- Generate World-Class Profits and Return on Investment. Be a “Darling of Wall Street.” Be “Bankable.”
- Have a World-Class Physical Work Environment. Make sure that the workplace is comfortable, safe, and functional.
- Eliminate Harassment in all its forms.
- Make Connections with Relevant Educational Institutions (Trade Schools, Colleges, Universities). Hire their students.
- Pay Your Taxes (Local, State, Federal). Be known for doing so.
- Pay Your Bills. There’s not much worse than a big company improving their cashflow by not paying their suppliers in a timely manner.
- Be Connected to Local, State, and Federal Government.
- Fund a Political Action Committee and Encourage Employees to Contribute to Influencing Lawmakers.
- Build a Strong and Durable Supply Chain.
- Develop the Employees (Training, Experiential Learning, Advanced Degrees and Certifications, Mentoring and Coaching).
- Maintain a positive Work-Life Balance for all Employees.
- Be Environmentally Responsible.
- Make sure that there’s Joy in the Workplace. It’s a serious thing we do but we can do it in a light-hearted way.
- Make Employees part of your Marketing plan.

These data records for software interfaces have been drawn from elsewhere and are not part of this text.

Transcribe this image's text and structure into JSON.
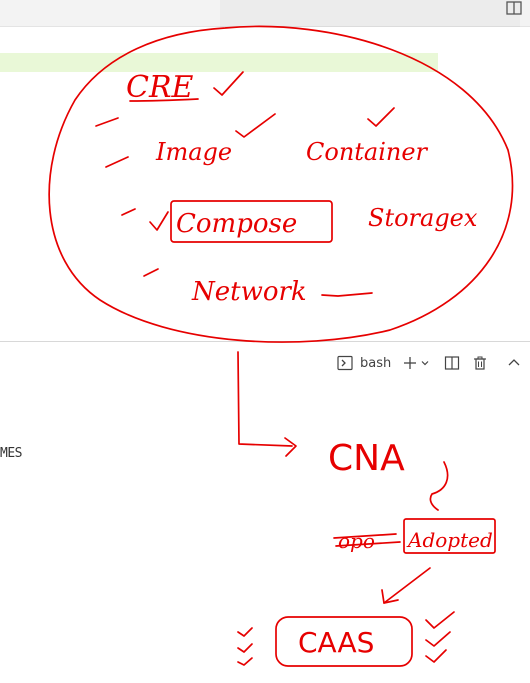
{
  "terminal": {
    "shell_name": "bash",
    "output_fragment": "MES"
  },
  "annotations": {
    "cri": "CRE",
    "image": "Image",
    "container": "Container",
    "compose": "Compose",
    "storage": "Storagex",
    "network": "Network",
    "cna": "CNA",
    "crossed": "opo",
    "adopted": "Adopted",
    "caas": "CAAS"
  },
  "colors": {
    "ink": "#e60000",
    "highlight": "#e9f8d7"
  }
}
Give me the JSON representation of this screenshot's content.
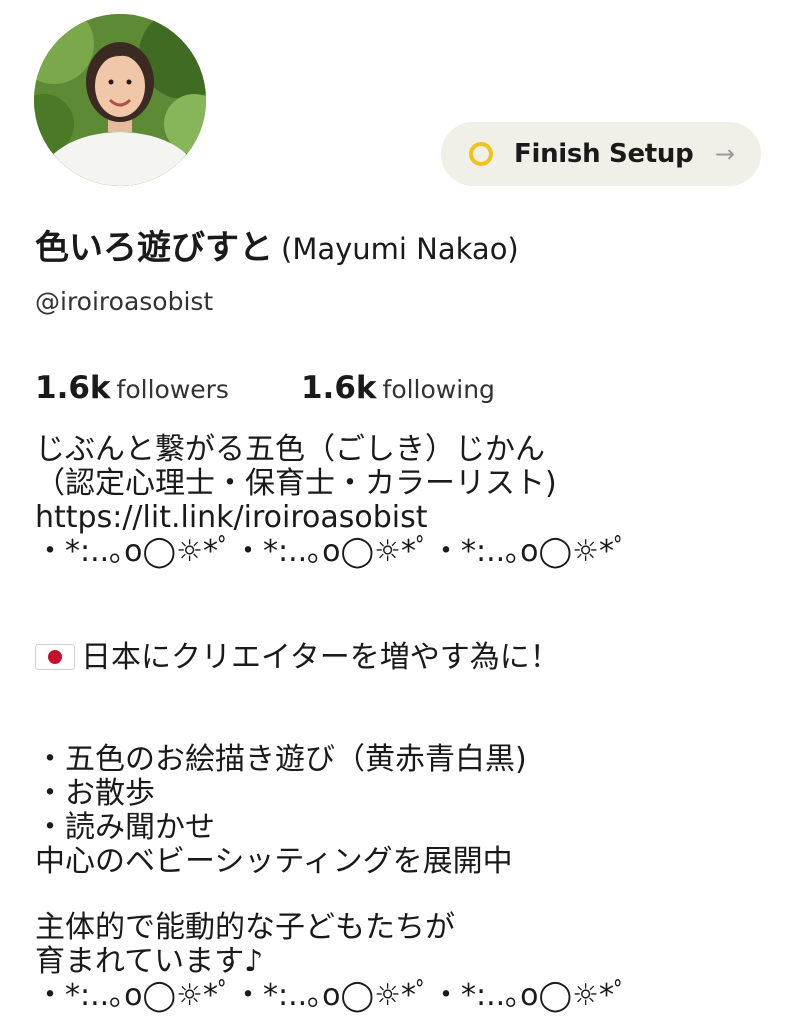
{
  "profile": {
    "display_name": "色いろ遊びすと",
    "real_name": "(Mayumi Nakao)",
    "handle": "@iroiroasobist",
    "avatar_icon": "profile-photo"
  },
  "setup": {
    "label": "Finish Setup",
    "ring_color": "#f2c21b",
    "arrow": "→"
  },
  "stats": {
    "followers_count": "1.6k",
    "followers_label": "followers",
    "following_count": "1.6k",
    "following_label": "following"
  },
  "bio": {
    "line1": "じぶんと繋がる五色（ごしき）じかん",
    "line2": "（認定心理士・保育士・カラーリスト)",
    "link": "https://lit.link/iroiroasobist",
    "deco1": "・*:..｡o◯☼*ﾟ・*:..｡o◯☼*ﾟ・*:..｡o◯☼*ﾟ",
    "line_flag": "日本にクリエイターを増やす為に！",
    "item1": "・五色のお絵描き遊び（黄赤青白黒)",
    "item2": "・お散歩",
    "item3": "・読み聞かせ",
    "line_center": "中心のベビーシッティングを展開中",
    "line_child1": "主体的で能動的な子どもたちが",
    "line_child2": "育まれています♪",
    "deco2": "・*:..｡o◯☼*ﾟ・*:..｡o◯☼*ﾟ・*:..｡o◯☼*ﾟ"
  }
}
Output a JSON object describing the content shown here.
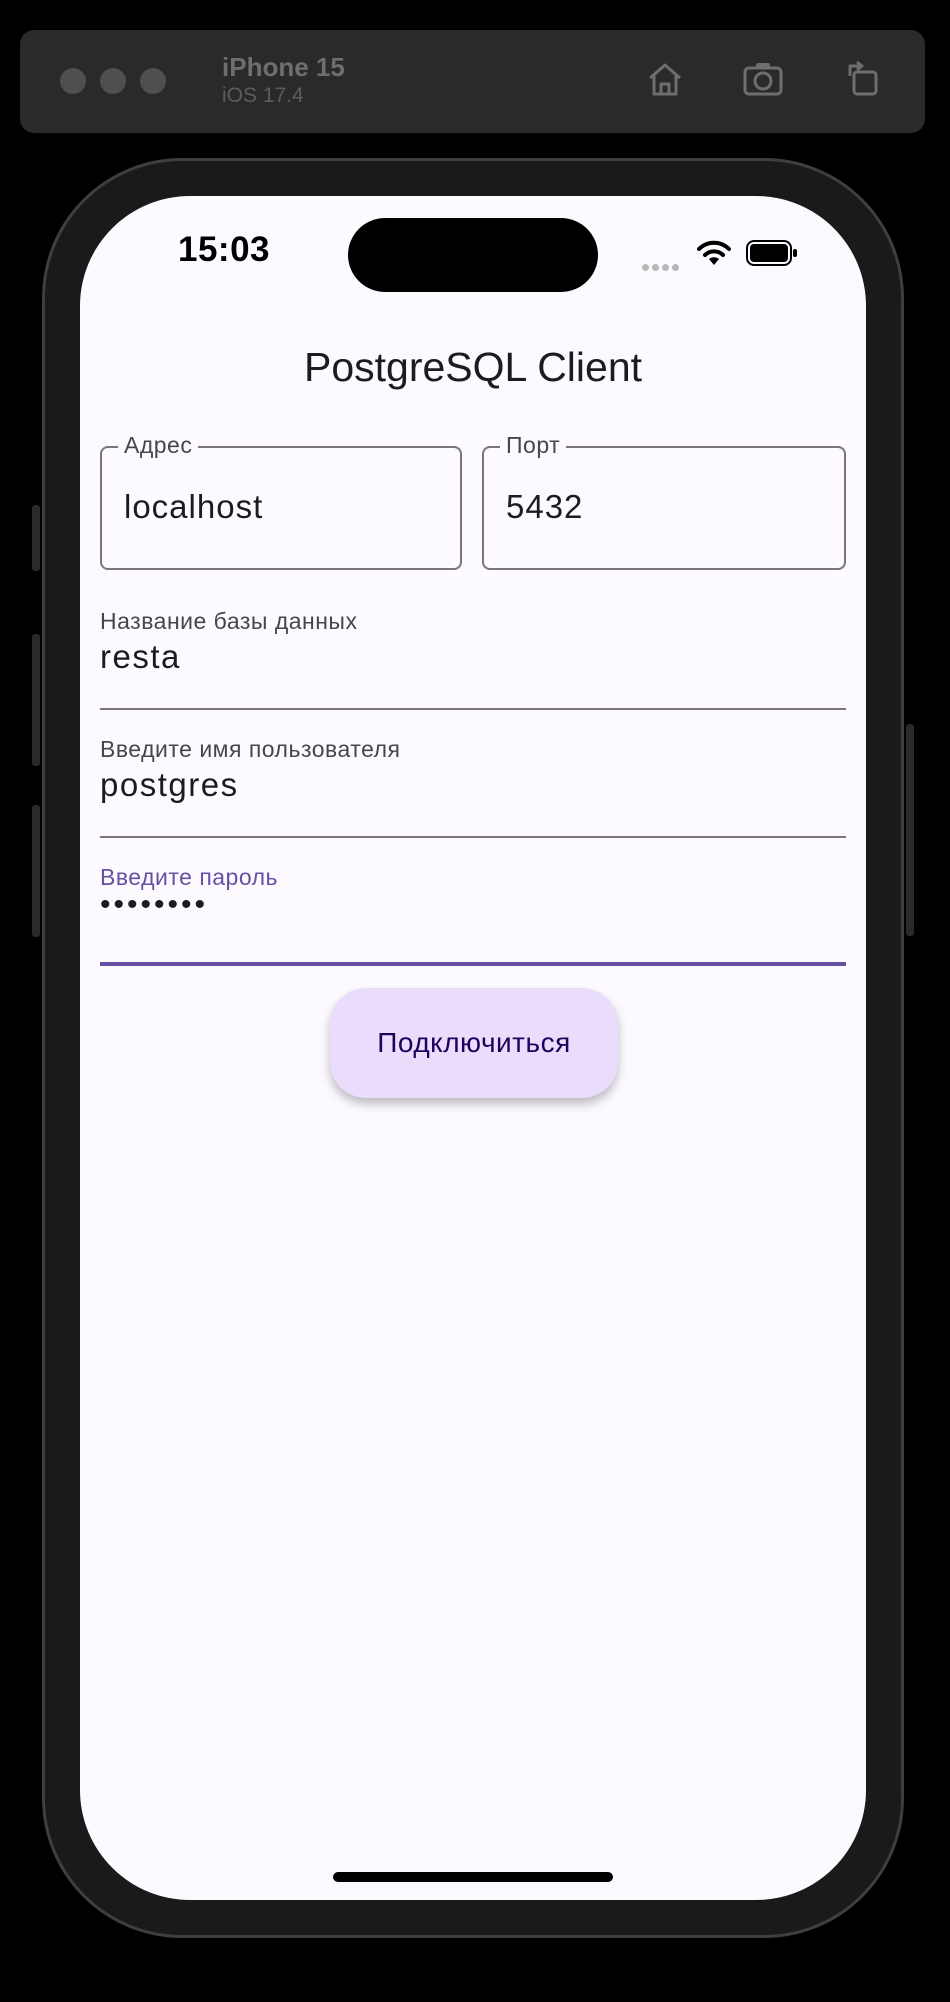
{
  "simulator": {
    "device_name": "iPhone 15",
    "os_version": "iOS 17.4",
    "toolbar_icons": [
      "home-icon",
      "screenshot-icon",
      "rotate-icon"
    ]
  },
  "status_bar": {
    "time": "15:03",
    "icons": [
      "signal-icon",
      "wifi-icon",
      "battery-icon"
    ]
  },
  "app": {
    "title": "PostgreSQL Client",
    "fields": {
      "address": {
        "label": "Адрес",
        "value": "localhost"
      },
      "port": {
        "label": "Порт",
        "value": "5432"
      },
      "database": {
        "label": "Название базы данных",
        "value": "resta"
      },
      "username": {
        "label": "Введите имя пользователя",
        "value": "postgres"
      },
      "password": {
        "label": "Введите пароль",
        "value": "••••••••"
      }
    },
    "connect_label": "Подключиться"
  },
  "colors": {
    "accent": "#6750a4",
    "button_bg": "#e9ddfb",
    "background": "#fcfaff"
  }
}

Teach them the “Elevator Pitch” for the Company. Share company “SWAG” with them. Publish Press Releases. Advertise. Have a social media presence. Make the employees proud to be part of it.
About the Author
Steve Czerniak retired after a successful 37-year career as a leader and innovator. The last 15 years were a series of opportunities that honed his skills as an internal consultant and “change agent.” In retirement, he is a volunteer consultant and a SCORE Subject Matter Expert for the Southeast Michigan chapter. His personal volunteer objective is to “derive personal satisfaction from helping others, and the organizations they operate, to develop and prosper.” Visit his site: spczgivingback.org.